(App and web page records)
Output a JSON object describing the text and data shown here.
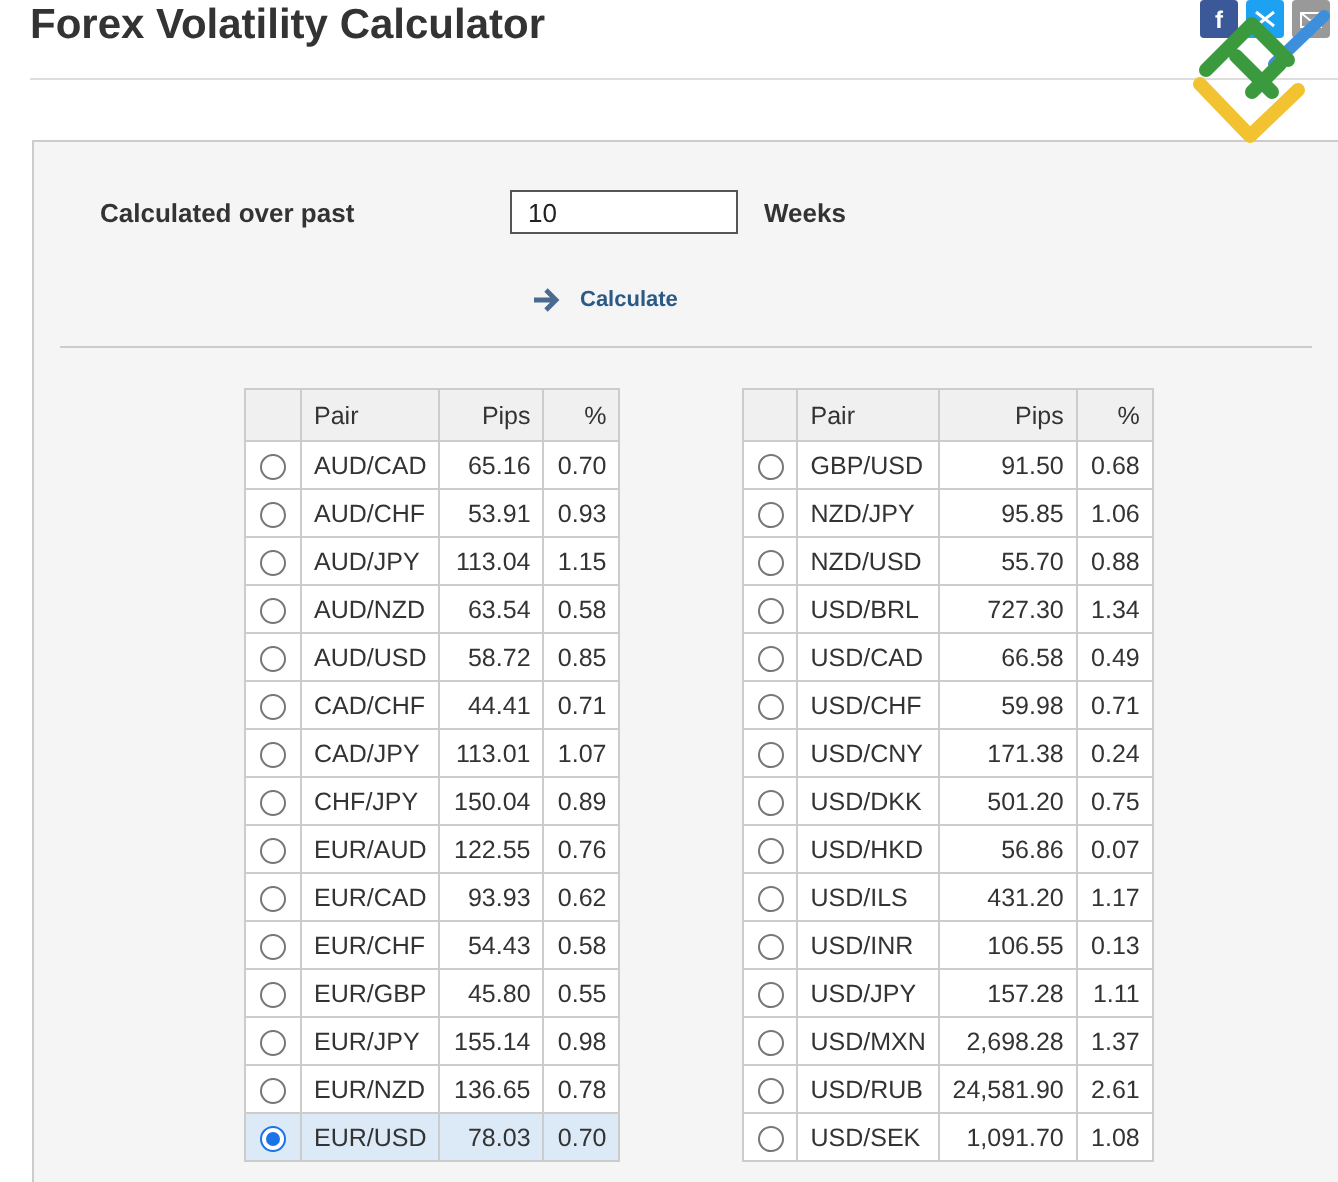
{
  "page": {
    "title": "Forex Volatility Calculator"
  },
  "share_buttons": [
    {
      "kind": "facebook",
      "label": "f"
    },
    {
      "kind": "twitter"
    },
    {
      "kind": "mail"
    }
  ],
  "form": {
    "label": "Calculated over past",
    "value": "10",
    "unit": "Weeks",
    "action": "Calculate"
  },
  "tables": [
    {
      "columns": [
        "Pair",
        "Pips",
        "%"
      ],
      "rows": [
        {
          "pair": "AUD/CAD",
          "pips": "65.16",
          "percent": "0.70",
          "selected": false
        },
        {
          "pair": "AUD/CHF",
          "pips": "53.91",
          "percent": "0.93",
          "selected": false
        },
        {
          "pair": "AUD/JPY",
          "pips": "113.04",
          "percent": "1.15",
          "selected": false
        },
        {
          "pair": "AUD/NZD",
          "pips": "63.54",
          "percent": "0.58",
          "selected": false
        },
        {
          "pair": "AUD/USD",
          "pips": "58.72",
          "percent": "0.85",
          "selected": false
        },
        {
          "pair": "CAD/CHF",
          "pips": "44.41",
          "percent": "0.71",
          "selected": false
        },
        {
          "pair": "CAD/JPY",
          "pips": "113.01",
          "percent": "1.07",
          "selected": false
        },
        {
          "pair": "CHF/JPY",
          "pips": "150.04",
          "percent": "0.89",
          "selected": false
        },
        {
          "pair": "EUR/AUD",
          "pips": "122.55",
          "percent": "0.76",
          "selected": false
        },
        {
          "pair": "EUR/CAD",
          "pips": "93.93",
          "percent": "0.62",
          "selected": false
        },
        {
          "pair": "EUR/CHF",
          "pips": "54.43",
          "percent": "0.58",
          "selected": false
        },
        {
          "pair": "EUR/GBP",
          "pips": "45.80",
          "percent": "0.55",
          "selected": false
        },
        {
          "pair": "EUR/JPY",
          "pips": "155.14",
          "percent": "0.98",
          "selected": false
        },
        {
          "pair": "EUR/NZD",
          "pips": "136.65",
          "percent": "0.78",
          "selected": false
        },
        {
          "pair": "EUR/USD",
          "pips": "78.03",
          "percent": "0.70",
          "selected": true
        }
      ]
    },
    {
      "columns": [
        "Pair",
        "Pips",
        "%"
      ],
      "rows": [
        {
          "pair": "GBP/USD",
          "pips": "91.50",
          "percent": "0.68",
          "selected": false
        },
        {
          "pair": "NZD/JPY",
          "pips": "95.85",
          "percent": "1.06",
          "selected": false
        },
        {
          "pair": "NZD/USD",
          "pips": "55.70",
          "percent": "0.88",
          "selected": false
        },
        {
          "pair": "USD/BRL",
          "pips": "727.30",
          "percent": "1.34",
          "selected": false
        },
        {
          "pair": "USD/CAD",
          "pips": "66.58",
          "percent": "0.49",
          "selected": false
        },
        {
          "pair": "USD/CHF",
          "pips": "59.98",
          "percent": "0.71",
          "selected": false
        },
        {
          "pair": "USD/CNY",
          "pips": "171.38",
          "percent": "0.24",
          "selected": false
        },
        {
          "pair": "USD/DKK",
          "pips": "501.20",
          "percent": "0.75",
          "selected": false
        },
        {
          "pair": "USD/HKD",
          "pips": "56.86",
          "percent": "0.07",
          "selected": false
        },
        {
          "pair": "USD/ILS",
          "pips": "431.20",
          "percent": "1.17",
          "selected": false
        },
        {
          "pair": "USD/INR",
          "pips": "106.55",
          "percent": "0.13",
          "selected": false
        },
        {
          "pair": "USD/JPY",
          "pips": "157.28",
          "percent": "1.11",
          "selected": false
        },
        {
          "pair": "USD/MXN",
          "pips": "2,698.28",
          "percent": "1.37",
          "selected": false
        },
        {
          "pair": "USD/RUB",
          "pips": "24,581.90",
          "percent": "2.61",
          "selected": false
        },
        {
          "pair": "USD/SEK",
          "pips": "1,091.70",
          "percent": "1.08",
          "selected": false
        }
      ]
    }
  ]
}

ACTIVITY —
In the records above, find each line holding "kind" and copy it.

WRITTEN RESPONSE —
      "kind": "facebook",
      "kind": "twitter"
      "kind": "mail"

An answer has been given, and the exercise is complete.